Despite having already made records at the age of 20, being leagues ahead of any local or regional female cyclist, Girubuntu is optimistic and eager to learn more, and believes she will get a professional cycling team in not so distant future.
She notes, “I still have a lot of work to do, to be a top cyclist in professional cycling requires a lot but I am ready for it. 2015 was a groundbreaking year for me, I want to be a professional cyclist and ride for a Pro Team, and I also want to be part of the development of female cycling in Rwanda.”
According to reliable sources at the Africa Rising Cycling Center and FERWACY, Girubuntu has been invited by International Cycling Union (UCI) for the second training stint in Aigle, Switzerland.
According to ARCC head technician, Boyer, already a couple of professional cycling teams in France and United States have shown interest in signing the youngster.
What does Boyer say about her?
The American-born trainer has been training Girubuntu ever since she joined ARSS and has seen her grow and make tremendous progress. He is one of the people best placed to give a verdict on her standing in the sport.
“Girubuntu is an exceptionally talented young woman, she just gets stronger every year, we are looking forward to a lot of very good results from here in the future,” Boyer told Saturday Sport.
The former US national team rider and first American to win a stage in Tour de France, Boyer also revealed that ARSS and FERWACY are working together on plans to start organising female-only cycling competitions as a way of detecting young female talent.
Word from Kimberly
Kimberly Coats is the Logistics and Marketing Manager at the Musanze-based ARCC; she is also a close friend to Girubuntu at the center, perhaps because she is the only other woman at the center.
“We just started to scratch the surface with her potential; she has got a really long career ahead of her, she is only 20, turning 21 in May. She has the ability to race professionally in Europe or America, I believe in one or two years, she will be a member of a professional team out there,” Kimberly said.
Asked about what she thinks is Girubuntu’s strongest point and weakness, Kimberly said, “Her strongest point is that she is just really strong, she can ride with men and does the same training as them while her weakness is lack of experience, but the more races she participates in, the more experience she will gain.”

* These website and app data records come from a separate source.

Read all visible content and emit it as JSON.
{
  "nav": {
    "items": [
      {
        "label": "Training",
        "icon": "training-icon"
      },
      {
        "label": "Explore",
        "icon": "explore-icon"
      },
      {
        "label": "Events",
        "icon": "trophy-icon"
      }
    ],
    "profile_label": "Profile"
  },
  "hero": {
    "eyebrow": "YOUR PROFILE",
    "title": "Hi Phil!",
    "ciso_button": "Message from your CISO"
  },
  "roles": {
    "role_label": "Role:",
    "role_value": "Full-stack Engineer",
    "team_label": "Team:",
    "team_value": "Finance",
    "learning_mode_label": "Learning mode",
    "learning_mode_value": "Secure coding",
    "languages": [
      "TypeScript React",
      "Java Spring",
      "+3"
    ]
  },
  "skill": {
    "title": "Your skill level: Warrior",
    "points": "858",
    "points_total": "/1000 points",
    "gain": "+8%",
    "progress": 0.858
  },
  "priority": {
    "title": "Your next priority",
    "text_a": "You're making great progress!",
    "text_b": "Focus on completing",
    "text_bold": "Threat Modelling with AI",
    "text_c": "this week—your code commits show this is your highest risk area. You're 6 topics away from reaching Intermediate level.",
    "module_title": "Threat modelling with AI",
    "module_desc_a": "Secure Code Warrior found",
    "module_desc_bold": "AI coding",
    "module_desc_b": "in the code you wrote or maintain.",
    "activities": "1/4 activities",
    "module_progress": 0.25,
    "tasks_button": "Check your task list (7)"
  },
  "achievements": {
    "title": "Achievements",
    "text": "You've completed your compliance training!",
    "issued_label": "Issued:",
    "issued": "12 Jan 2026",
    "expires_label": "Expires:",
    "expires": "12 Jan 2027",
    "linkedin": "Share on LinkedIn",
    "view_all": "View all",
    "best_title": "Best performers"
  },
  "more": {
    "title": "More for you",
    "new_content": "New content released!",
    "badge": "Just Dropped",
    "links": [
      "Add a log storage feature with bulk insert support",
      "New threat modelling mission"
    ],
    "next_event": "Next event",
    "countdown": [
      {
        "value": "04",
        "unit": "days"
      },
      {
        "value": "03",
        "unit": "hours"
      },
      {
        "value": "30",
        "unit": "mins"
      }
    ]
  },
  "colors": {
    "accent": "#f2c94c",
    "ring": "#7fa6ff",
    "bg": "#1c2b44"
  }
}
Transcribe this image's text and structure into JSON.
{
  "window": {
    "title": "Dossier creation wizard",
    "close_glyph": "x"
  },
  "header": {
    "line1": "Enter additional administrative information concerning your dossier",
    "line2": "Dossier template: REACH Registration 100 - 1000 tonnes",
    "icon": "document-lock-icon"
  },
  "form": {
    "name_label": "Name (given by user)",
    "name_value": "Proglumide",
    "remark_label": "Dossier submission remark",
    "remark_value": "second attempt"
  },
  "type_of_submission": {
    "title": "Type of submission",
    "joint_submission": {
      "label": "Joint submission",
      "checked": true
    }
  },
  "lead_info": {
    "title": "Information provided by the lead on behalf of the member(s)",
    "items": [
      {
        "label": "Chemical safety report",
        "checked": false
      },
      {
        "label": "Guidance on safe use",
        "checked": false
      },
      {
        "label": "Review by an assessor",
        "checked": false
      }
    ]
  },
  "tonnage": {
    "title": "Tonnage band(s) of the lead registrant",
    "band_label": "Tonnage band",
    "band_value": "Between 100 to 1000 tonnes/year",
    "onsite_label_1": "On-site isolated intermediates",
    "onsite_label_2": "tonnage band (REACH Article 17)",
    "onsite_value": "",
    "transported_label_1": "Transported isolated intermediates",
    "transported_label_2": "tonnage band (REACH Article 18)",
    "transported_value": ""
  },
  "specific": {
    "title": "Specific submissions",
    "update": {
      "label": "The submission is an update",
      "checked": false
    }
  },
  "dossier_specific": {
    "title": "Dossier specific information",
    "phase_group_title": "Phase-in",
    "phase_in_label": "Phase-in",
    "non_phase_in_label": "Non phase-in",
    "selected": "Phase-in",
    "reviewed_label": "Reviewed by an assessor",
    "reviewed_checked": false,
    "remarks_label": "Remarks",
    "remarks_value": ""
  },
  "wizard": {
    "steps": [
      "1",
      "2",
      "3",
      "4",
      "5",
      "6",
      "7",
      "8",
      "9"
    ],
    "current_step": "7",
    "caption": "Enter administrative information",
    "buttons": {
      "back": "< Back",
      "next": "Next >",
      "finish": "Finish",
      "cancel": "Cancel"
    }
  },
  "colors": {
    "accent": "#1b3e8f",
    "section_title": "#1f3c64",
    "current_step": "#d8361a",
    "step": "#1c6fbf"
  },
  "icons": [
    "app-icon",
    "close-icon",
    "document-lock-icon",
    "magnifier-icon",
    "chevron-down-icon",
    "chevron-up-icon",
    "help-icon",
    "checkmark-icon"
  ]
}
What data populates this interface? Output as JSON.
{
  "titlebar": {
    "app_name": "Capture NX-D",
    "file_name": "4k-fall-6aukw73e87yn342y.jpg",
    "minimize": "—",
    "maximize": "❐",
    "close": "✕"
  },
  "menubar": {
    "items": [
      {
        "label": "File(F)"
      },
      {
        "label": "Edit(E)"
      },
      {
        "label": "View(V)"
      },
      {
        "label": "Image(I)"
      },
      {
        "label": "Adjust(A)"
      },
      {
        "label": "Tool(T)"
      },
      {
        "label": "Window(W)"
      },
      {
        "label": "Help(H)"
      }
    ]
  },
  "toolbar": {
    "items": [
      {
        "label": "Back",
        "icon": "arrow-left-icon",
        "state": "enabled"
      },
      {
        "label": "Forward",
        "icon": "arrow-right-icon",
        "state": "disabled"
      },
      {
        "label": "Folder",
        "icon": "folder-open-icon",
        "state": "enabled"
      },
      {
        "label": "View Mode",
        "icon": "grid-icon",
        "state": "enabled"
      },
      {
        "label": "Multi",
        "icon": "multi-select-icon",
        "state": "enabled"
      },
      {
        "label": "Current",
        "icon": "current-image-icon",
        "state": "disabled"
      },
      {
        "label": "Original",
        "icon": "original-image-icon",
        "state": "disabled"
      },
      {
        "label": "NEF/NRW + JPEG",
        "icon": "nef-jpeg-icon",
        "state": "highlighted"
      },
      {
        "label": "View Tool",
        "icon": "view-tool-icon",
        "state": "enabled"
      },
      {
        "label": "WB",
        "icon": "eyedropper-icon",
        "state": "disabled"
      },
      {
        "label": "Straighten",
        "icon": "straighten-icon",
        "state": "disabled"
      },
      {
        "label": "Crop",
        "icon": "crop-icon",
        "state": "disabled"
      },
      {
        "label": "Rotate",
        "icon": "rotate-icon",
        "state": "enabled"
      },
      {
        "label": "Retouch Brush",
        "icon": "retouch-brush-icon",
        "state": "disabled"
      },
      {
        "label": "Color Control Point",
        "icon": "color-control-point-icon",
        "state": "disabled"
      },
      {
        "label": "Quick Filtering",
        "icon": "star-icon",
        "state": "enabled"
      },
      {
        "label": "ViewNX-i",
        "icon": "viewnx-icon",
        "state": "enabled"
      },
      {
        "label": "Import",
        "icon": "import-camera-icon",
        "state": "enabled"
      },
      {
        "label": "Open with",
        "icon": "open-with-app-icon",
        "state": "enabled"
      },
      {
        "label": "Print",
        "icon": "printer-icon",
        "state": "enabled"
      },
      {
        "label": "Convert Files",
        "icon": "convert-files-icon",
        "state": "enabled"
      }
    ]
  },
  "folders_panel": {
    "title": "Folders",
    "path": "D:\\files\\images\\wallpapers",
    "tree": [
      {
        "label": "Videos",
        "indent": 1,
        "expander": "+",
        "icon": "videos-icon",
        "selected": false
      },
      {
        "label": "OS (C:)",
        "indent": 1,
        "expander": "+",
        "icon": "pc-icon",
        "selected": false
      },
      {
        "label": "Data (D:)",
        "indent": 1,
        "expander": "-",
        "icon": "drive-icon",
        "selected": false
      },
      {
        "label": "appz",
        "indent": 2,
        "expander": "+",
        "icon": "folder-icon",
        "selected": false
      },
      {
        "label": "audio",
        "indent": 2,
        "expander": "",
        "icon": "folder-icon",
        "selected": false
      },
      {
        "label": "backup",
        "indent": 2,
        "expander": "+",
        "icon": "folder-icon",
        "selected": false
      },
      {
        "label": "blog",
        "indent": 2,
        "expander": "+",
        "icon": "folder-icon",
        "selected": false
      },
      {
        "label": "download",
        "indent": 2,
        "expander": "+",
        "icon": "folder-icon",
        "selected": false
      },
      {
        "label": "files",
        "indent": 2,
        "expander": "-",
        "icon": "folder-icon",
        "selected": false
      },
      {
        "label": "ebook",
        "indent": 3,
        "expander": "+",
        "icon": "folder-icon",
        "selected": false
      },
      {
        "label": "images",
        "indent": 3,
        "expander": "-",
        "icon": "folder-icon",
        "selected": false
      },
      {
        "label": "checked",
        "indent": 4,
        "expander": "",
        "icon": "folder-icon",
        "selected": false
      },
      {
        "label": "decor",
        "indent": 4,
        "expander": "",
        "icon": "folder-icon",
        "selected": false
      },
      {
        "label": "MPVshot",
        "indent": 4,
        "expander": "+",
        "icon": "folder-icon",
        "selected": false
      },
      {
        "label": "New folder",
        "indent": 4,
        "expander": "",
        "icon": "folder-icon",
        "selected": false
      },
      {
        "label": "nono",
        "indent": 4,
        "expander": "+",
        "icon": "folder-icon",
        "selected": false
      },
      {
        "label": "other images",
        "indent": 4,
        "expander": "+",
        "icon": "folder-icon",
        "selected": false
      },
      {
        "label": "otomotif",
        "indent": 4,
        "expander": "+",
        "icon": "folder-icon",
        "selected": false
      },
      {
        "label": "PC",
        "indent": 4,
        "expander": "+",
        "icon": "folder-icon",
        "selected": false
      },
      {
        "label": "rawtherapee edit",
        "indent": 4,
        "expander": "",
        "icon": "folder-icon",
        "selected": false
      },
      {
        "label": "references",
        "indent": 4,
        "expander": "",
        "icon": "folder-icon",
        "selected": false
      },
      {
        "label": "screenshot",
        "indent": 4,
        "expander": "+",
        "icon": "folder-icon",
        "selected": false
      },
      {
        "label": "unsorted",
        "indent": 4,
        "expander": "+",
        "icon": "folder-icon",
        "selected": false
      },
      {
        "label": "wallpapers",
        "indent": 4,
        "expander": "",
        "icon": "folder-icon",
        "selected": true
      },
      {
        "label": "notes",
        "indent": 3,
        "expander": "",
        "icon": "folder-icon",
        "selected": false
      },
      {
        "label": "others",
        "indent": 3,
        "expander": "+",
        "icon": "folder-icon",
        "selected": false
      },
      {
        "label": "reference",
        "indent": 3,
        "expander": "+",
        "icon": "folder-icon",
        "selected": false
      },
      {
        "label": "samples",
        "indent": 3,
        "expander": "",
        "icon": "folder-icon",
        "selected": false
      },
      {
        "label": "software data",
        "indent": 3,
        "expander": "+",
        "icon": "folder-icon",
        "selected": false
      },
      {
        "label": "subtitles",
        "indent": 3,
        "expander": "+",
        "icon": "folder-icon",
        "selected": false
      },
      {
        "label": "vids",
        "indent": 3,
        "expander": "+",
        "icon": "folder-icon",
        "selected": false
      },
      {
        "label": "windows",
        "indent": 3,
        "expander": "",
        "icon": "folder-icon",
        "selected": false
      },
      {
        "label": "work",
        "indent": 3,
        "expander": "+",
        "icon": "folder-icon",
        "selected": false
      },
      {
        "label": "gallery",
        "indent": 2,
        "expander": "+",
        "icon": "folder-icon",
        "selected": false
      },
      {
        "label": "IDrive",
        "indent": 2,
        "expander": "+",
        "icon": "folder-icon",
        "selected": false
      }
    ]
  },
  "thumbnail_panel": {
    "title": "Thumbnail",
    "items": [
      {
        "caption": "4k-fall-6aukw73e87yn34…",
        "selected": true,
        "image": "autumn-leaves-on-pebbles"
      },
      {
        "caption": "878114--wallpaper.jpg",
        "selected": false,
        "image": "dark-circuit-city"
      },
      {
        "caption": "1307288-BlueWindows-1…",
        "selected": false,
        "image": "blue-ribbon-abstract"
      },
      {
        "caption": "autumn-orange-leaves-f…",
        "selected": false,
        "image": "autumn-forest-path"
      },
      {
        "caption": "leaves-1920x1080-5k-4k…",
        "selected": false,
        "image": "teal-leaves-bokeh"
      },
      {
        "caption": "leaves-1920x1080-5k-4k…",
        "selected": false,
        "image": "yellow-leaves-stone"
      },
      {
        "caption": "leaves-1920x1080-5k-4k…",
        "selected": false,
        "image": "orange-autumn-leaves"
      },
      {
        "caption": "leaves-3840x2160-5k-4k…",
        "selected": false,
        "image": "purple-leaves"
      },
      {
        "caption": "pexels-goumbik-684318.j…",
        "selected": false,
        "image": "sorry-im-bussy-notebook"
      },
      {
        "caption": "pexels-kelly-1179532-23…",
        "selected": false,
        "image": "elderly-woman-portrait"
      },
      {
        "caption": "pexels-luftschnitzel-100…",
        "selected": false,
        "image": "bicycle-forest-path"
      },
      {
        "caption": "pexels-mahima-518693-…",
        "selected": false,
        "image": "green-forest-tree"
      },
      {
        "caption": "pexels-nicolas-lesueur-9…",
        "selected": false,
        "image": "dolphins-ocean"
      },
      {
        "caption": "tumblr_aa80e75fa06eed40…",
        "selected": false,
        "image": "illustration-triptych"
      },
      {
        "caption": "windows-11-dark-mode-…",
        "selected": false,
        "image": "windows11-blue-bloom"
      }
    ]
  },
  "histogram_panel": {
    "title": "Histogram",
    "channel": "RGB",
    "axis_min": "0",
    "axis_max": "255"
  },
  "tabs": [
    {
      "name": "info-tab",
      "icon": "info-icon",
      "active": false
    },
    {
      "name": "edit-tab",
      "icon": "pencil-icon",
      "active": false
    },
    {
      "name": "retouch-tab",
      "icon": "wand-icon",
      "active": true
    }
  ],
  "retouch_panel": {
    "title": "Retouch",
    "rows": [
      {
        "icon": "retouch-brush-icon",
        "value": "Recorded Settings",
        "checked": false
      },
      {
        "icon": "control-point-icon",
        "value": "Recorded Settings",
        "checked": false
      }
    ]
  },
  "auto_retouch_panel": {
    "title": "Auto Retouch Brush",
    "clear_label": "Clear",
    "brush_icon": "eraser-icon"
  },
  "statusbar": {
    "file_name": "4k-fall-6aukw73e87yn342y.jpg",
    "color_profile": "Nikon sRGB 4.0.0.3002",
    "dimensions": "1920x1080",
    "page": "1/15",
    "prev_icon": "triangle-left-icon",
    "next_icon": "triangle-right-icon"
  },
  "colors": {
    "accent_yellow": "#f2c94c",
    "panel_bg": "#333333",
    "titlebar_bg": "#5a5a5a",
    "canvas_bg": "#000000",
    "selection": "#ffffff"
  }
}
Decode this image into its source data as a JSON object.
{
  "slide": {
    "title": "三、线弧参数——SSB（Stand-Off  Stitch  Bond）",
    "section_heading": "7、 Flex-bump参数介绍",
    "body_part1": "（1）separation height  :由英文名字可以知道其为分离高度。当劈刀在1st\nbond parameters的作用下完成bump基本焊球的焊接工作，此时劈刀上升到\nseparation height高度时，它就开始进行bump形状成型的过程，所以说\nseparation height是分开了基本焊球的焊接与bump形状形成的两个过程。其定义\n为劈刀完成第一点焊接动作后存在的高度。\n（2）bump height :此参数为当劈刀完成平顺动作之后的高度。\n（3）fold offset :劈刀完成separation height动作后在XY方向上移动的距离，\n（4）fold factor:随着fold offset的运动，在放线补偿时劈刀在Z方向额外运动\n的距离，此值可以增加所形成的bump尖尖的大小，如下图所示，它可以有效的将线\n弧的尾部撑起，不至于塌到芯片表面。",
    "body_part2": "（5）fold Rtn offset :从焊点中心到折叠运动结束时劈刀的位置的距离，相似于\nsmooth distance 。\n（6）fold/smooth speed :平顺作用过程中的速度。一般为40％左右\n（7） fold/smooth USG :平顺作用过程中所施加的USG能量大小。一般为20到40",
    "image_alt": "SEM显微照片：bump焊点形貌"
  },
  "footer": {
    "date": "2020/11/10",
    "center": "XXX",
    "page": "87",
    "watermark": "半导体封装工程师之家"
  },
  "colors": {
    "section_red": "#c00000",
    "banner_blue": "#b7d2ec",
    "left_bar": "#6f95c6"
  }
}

Girubuntu says she has met a lot of people along her short cycling journey that helped her to be where she is today. Among others, she singles out Diane Uwineza, John Rugambwa, Adrien Niyonshuti, Valens Ndayisenga, Jonathan Boyer, Kimberly Coats, FERWACY president Aimbale Bayingana and her parents.